• [Task input]:

* * * * *

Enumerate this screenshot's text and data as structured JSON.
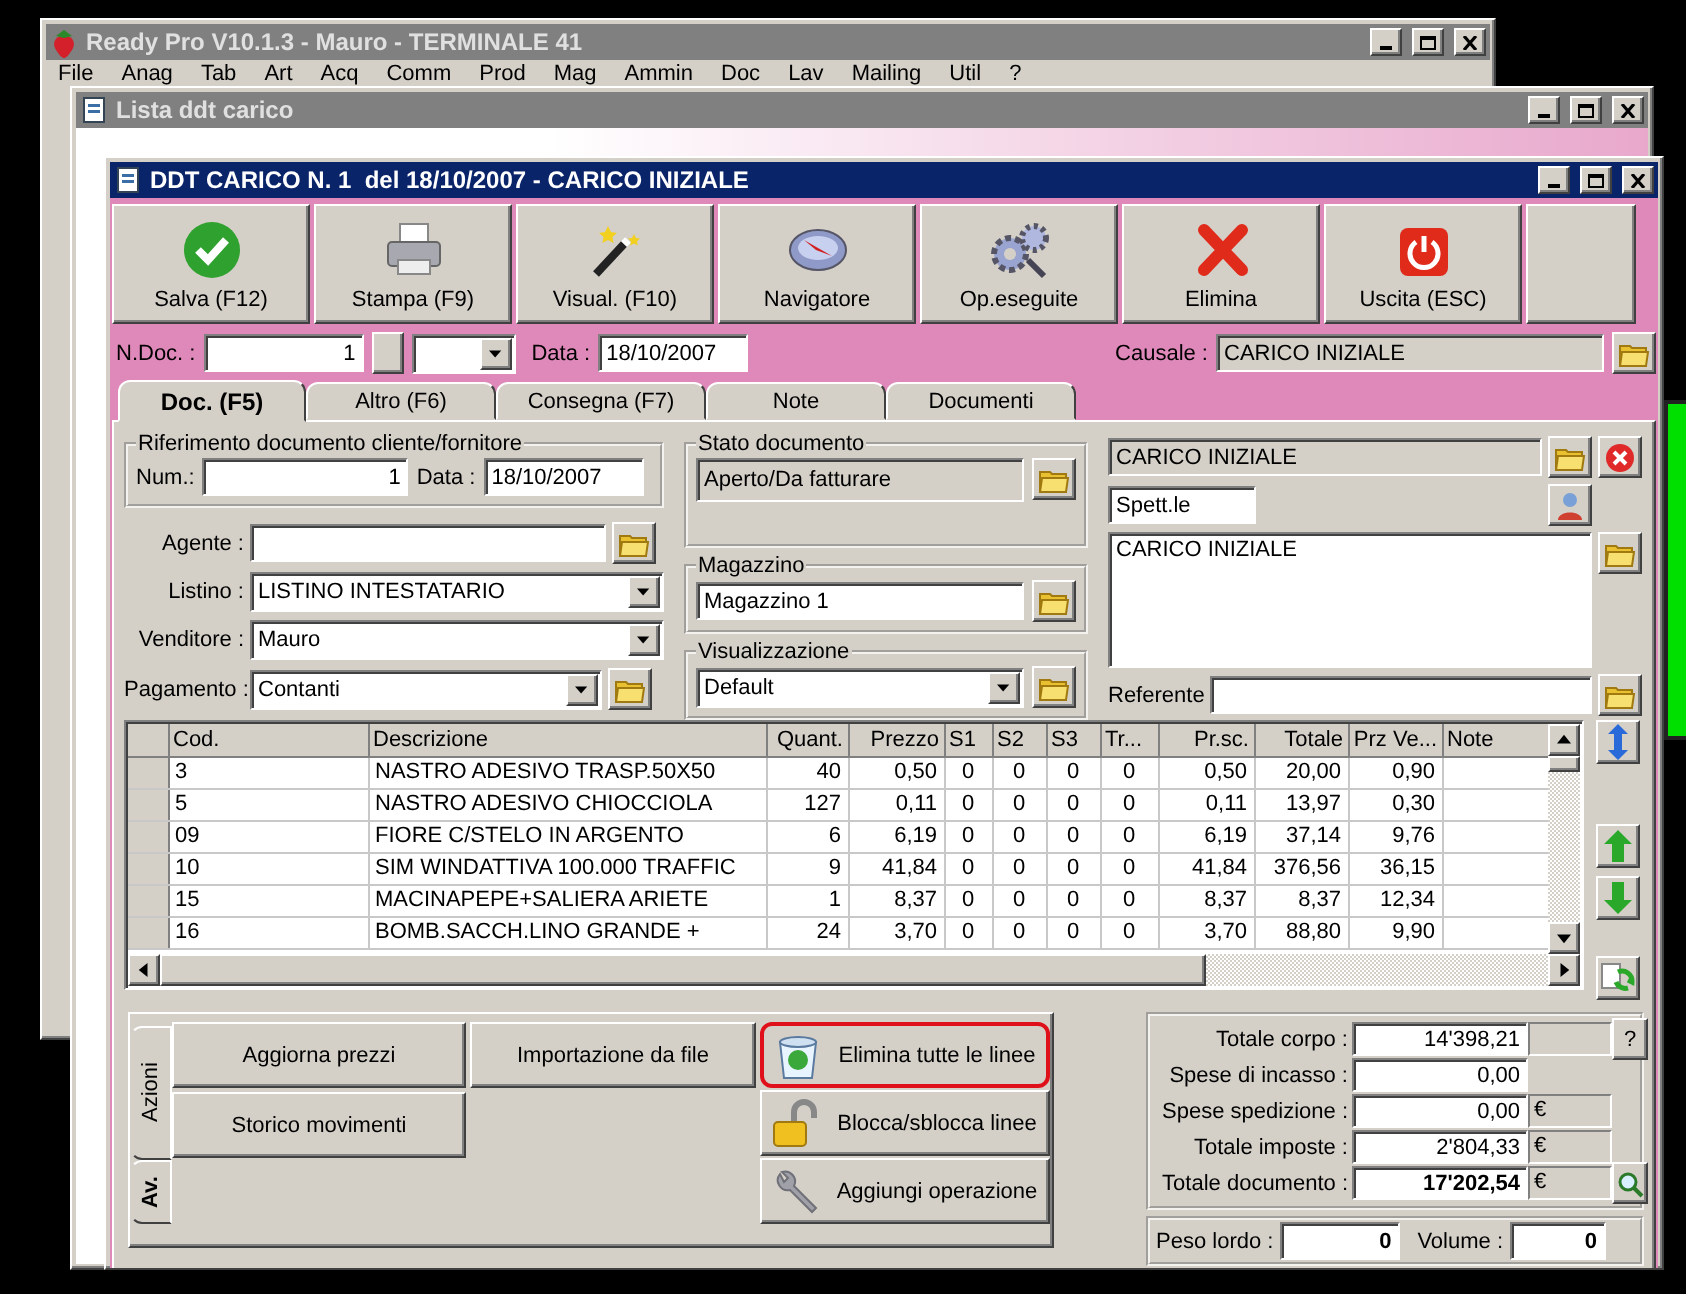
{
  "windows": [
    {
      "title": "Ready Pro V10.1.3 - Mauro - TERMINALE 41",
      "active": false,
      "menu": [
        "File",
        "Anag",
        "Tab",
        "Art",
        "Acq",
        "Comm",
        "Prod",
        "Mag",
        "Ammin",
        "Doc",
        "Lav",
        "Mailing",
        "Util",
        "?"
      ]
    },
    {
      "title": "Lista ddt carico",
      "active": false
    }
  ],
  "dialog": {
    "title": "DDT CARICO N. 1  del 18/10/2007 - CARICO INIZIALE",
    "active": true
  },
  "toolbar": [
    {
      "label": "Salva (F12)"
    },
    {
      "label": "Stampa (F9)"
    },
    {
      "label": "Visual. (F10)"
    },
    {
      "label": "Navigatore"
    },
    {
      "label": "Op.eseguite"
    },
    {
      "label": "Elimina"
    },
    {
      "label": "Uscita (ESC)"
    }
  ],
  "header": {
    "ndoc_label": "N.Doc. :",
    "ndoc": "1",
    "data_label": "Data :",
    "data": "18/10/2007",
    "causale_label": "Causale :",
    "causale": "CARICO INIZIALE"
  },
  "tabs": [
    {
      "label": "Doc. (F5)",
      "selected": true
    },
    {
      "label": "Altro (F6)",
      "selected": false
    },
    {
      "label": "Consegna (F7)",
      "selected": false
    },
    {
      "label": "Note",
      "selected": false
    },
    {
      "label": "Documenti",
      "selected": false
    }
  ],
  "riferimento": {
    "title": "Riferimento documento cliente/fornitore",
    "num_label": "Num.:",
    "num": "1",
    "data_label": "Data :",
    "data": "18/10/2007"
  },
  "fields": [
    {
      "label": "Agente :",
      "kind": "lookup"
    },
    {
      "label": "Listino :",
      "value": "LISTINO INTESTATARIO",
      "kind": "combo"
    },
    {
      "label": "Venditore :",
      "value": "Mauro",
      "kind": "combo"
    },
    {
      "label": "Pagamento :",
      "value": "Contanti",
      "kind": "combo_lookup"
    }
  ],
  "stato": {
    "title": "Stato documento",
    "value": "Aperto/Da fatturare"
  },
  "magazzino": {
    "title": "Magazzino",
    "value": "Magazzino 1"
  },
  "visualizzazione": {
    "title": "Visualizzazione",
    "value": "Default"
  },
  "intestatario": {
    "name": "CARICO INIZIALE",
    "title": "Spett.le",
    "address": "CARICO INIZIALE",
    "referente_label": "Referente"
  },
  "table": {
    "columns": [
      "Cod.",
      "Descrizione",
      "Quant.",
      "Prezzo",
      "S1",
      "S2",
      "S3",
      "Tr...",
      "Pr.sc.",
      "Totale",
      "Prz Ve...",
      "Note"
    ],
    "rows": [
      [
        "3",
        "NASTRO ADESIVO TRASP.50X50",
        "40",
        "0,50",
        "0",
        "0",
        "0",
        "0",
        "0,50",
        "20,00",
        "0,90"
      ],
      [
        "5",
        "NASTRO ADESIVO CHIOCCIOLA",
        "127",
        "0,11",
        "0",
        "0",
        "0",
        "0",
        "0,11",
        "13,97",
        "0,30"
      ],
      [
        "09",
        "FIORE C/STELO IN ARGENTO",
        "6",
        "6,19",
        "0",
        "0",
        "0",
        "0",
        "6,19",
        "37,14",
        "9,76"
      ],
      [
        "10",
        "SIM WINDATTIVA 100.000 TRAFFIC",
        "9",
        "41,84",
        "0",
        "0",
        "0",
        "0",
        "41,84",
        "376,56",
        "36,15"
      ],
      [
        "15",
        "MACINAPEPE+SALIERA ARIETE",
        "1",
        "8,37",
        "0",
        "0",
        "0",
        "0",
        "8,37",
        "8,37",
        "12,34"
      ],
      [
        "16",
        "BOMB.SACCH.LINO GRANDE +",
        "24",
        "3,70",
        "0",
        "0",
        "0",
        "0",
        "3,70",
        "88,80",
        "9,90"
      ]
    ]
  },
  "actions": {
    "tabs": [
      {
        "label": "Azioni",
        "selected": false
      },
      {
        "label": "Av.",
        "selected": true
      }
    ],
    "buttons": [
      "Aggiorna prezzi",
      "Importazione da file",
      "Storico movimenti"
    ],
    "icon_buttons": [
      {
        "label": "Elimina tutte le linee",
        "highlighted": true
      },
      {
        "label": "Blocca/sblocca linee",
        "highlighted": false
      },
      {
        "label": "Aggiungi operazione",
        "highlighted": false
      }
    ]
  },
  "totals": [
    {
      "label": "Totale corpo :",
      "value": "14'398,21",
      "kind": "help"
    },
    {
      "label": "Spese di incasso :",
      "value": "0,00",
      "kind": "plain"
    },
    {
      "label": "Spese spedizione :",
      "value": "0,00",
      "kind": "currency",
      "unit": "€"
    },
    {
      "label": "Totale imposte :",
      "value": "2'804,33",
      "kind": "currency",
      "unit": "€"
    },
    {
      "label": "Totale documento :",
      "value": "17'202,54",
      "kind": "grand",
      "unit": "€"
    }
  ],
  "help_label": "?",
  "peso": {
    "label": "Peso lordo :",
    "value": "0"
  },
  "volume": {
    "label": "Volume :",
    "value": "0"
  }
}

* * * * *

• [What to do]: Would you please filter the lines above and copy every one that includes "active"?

• [Written answer]:
      "active": false,
      "active": false
    "active": true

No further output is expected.